Montage of various RSS feed and feed reader icons
Yesterday, I was quite surprised to read in a Yahoo! report that awareness of RSS is low among Internet users. The report, based on a survey, discovered that only 12% of Internet users are aware of RSS, while only a third of those (4%) have actually knowingly used RSS! It’s time to do something about that, I think.
Depending on who you speak with RSS can mean either “Rich Site Summary” or “Really Simple Syndication”. I prefer the latter. The observant amongst you will have noticed over the last couple of days a few new pages going up on this blog, including one called What is RSS?.
So … what is RSS?!
As there are now billions of web pages on the internet, keeping up to date with your favourite websites can be a time consuming business. Up until now you will have had to click from site to site to find the information that you want.
But now you can have all the latest news delivered directly to your computer using a clever service called Really Simple Syndication, that is as quick and easy to use as downloading your e-mail.
This information is delivered as an XML file called an RSS feed, RSS stream, or RSS channel. An orange rectangle with the letters XML or RSS is often used as a link to a site’s RSS feed. This is slowly being replaced with the orange RSS ‘broadcast’ icon that you can see on this site, such as this one:
RSS, which stands for ‘Really Simple Syndication’, takes the hassle out of staying up-to-date with your favourite websites, by allowing you to identify the content that you like and having it delivered directly to you.
It is now very common to find RSS feeds on most major web sites, as well as many smaller ones. Most blogs these days now carry an RSS feed.
As an example, I’ve set up a page on this website that collects the latest 5 stories from the following websites: BBC News, BBC News Scotland, The Scotsman Edinburgh-specific news, Jonny Baker’s Blog and GadgetVicar’s Blog.
- Check out these RSS feeds on one page.
The software (in this case a WordPress plugin called Feed List) has queried each of these websites and downloaded the news feeds. It presents in each case the latest headlines (or blog post titles) and an excerpt of each story. (You’ll notice that GadgetVicar’s feed is set to share the entire feed text rather than just an excerpt.)
How you can access the RSS feed
Obviously I can’t just set up a page with all your favourite news and blog feeds — I don’t know what you like.
So, you will need a software application called a News Reader, (sometimes also called a Feed Reader, or News Aggregator) which can check RSS-enabled webpages, such as this one, and display any updated articles that it finds.
There are many different versions available. Some are accessed using a web browser (such as Mozilla Firefox), while some are downloadable, standalone applications that you need to install.
You can find a list of RSS News Readers on the Google Directory. These are organized into categories by operating system (eg Windows, Mac, Linux) and those that are web-based; many are free to use.
Whichever version you chose it will allow you to subscribe to and display the RSS feed that you want. The software typically downloads an excerpt of each of the latest news stories from the feeds that you have subscribed to, along with a link to read the full version of the content.

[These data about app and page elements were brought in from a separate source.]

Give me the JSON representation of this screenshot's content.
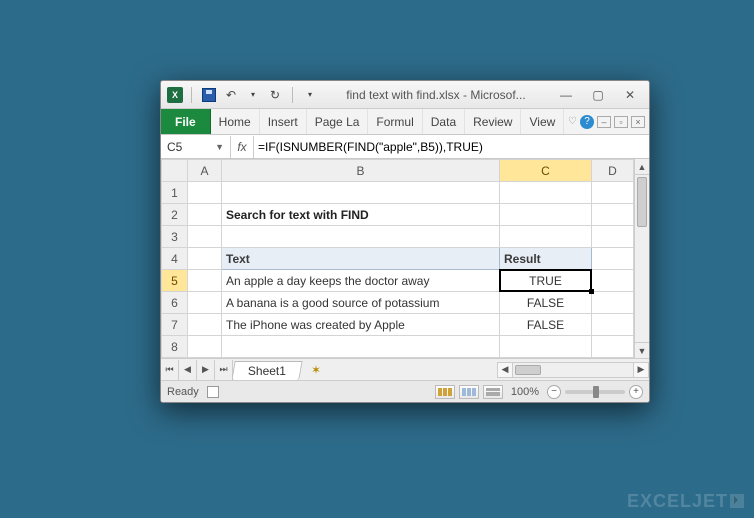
{
  "window": {
    "title": "find text with find.xlsx - Microsof..."
  },
  "ribbon": {
    "file": "File",
    "tabs": [
      "Home",
      "Insert",
      "Page La",
      "Formul",
      "Data",
      "Review",
      "View"
    ]
  },
  "namebox": "C5",
  "fx_label": "fx",
  "formula": "=IF(ISNUMBER(FIND(\"apple\",B5)),TRUE)",
  "columns": [
    "A",
    "B",
    "C",
    "D"
  ],
  "rows": [
    "1",
    "2",
    "3",
    "4",
    "5",
    "6",
    "7",
    "8"
  ],
  "cells": {
    "B2": "Search for text with FIND",
    "B4": "Text",
    "C4": "Result",
    "B5": "An apple a day keeps the doctor away",
    "C5": "TRUE",
    "B6": "A banana is a good source of potassium",
    "C6": "FALSE",
    "B7": "The iPhone was created by Apple",
    "C7": "FALSE"
  },
  "sheet_tab": "Sheet1",
  "status": {
    "ready": "Ready",
    "zoom": "100%"
  },
  "watermark": "EXCELJET"
}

My favourite RSS Readers
My favourite RSS Reader for Windows XP is FeedDemon by Bradbury Software, which you have to buy (it currently costs US $29.95 / £17.50). I’ve also used , which is free, and RSS Bandit which I’ve only just discovered and really quite like the look of.
I’m told that the RSS features in the Mac-only Safari browser are the best.

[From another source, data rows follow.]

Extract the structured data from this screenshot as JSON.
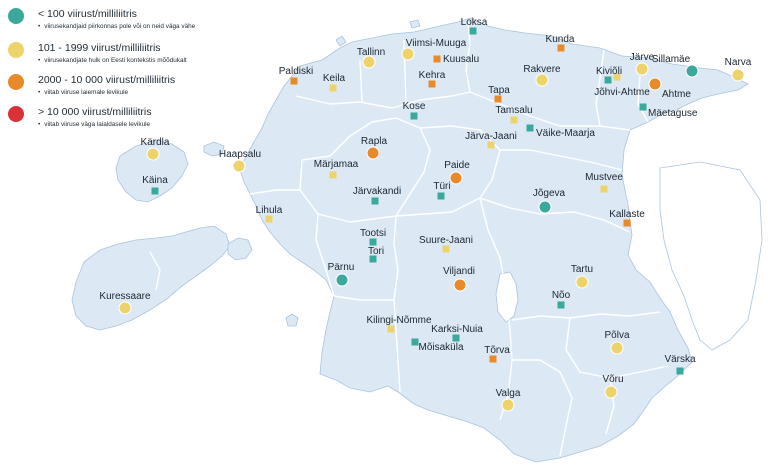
{
  "colors": {
    "water": "#ffffff",
    "land": "#dce9f5",
    "border": "#ffffff",
    "coast": "#a9c4dd",
    "cat1": "#3aa99c",
    "cat2": "#ecd36b",
    "cat3": "#e88a2a",
    "cat4": "#d63238"
  },
  "legend": [
    {
      "id": "cat1",
      "title": "< 100 viirust/milliliitris",
      "note": "viirusekandjaid piirkonnas pole või on neid väga vähe"
    },
    {
      "id": "cat2",
      "title": "101 - 1999 viirust/milliliitris",
      "note": "viirusekandjate hulk on Eesti kontekstis mõõdukalt"
    },
    {
      "id": "cat3",
      "title": "2000 - 10 000 viirust/milliliitris",
      "note": "viitab viiruse laiemale levikule"
    },
    {
      "id": "cat4",
      "title": "> 10 000 viirust/milliliitris",
      "note": "viitab viiruse väga laialdasele levikule"
    }
  ],
  "cities": [
    {
      "name": "Loksa",
      "cat": "cat1",
      "marker": "square"
    },
    {
      "name": "Kunda",
      "cat": "cat3",
      "marker": "square"
    },
    {
      "name": "Tallinn",
      "cat": "cat2",
      "marker": "circle"
    },
    {
      "name": "Viimsi-Muuga",
      "cat": "cat2",
      "marker": "circle"
    },
    {
      "name": "Kuusalu",
      "cat": "cat3",
      "marker": "square"
    },
    {
      "name": "Paldiski",
      "cat": "cat3",
      "marker": "square"
    },
    {
      "name": "Keila",
      "cat": "cat2",
      "marker": "square"
    },
    {
      "name": "Kehra",
      "cat": "cat3",
      "marker": "square"
    },
    {
      "name": "Rakvere",
      "cat": "cat2",
      "marker": "circle"
    },
    {
      "name": "Kiviõli",
      "cat": "cat2",
      "marker": "square"
    },
    {
      "name": "Järve",
      "cat": "cat2",
      "marker": "circle"
    },
    {
      "name": "Sillamäe",
      "cat": "cat1",
      "marker": "circle"
    },
    {
      "name": "Narva",
      "cat": "cat2",
      "marker": "circle"
    },
    {
      "name": "Jõhvi-Ahtme",
      "cat": "cat1",
      "marker": "square"
    },
    {
      "name": "Ahtme",
      "cat": "cat3",
      "marker": "circle"
    },
    {
      "name": "Mäetaguse",
      "cat": "cat1",
      "marker": "square"
    },
    {
      "name": "Tapa",
      "cat": "cat3",
      "marker": "square"
    },
    {
      "name": "Tamsalu",
      "cat": "cat2",
      "marker": "square"
    },
    {
      "name": "Väike-Maarja",
      "cat": "cat1",
      "marker": "square"
    },
    {
      "name": "Kose",
      "cat": "cat1",
      "marker": "square"
    },
    {
      "name": "Järva-Jaani",
      "cat": "cat2",
      "marker": "square"
    },
    {
      "name": "Kärdla",
      "cat": "cat2",
      "marker": "circle"
    },
    {
      "name": "Rapla",
      "cat": "cat3",
      "marker": "circle"
    },
    {
      "name": "Haapsalu",
      "cat": "cat2",
      "marker": "circle"
    },
    {
      "name": "Märjamaa",
      "cat": "cat2",
      "marker": "square"
    },
    {
      "name": "Paide",
      "cat": "cat3",
      "marker": "circle"
    },
    {
      "name": "Käina",
      "cat": "cat1",
      "marker": "square"
    },
    {
      "name": "Türi",
      "cat": "cat1",
      "marker": "square"
    },
    {
      "name": "Järvakandi",
      "cat": "cat1",
      "marker": "square"
    },
    {
      "name": "Mustvee",
      "cat": "cat2",
      "marker": "square"
    },
    {
      "name": "Jõgeva",
      "cat": "cat1",
      "marker": "circle"
    },
    {
      "name": "Lihula",
      "cat": "cat2",
      "marker": "square"
    },
    {
      "name": "Kallaste",
      "cat": "cat3",
      "marker": "square"
    },
    {
      "name": "Tootsi",
      "cat": "cat1",
      "marker": "square"
    },
    {
      "name": "Suure-Jaani",
      "cat": "cat2",
      "marker": "square"
    },
    {
      "name": "Tori",
      "cat": "cat1",
      "marker": "square"
    },
    {
      "name": "Pärnu",
      "cat": "cat1",
      "marker": "circle"
    },
    {
      "name": "Viljandi",
      "cat": "cat3",
      "marker": "circle"
    },
    {
      "name": "Tartu",
      "cat": "cat2",
      "marker": "circle"
    },
    {
      "name": "Nõo",
      "cat": "cat1",
      "marker": "square"
    },
    {
      "name": "Kuressaare",
      "cat": "cat2",
      "marker": "circle"
    },
    {
      "name": "Kilingi-Nõmme",
      "cat": "cat2",
      "marker": "square"
    },
    {
      "name": "Karksi-Nuia",
      "cat": "cat1",
      "marker": "square"
    },
    {
      "name": "Mõisaküla",
      "cat": "cat1",
      "marker": "square"
    },
    {
      "name": "Põlva",
      "cat": "cat2",
      "marker": "circle"
    },
    {
      "name": "Tõrva",
      "cat": "cat3",
      "marker": "square"
    },
    {
      "name": "Värska",
      "cat": "cat1",
      "marker": "square"
    },
    {
      "name": "Võru",
      "cat": "cat2",
      "marker": "circle"
    },
    {
      "name": "Valga",
      "cat": "cat2",
      "marker": "circle"
    }
  ]
}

How to use RSS Bandit
As an example I’m going to use the RSS Bandit, because it’s free and easy to use.
A screenshot of RSS Bandit.
- Download and install RSS Bandit.
- Once it has installed double-click the cheery RSS Bandit icon on the desktop to start it.
- You’ll notice that the main area of the screen has been divided into three spaces. It may remind you of your email program, such as Outlook Express. On the left you have your “Feed Subscriptions” arranged in a file/folder hierarchy. On the right at the top you have a list of the latest headlines, and beneath it a preview pane initially showing you a ‘newspaper’ view of all the headlines with an excerpt of the story beneath it.
- Click the Update All Feeds button:
- This instructs RSS Bandit to visit all the sites that it has subscribed and pull in all the news feeds.
- To subscribe to a new feed there are a number of ways you can do this. The easiest is to open your web browser (I prefer Mozilla Firefox) and visit a website that you know has an RSS feed. This one, for example!
- Simply click on the RSS feed and you should get a new window pop up saying “An external application must be launched to handle this feed”.
- Allow it, RSS Bandit will start (if it’s not already running) and you’ll be walked through a simple process to subscribe to this feed
That’s all there is to it. If you want to find out more read through the RSS Bandit Help website for walk-through guides on all the ways to subscribe to new feeds, how to find feeds, how to customize the look of RSS Bandit, and a whole lot more.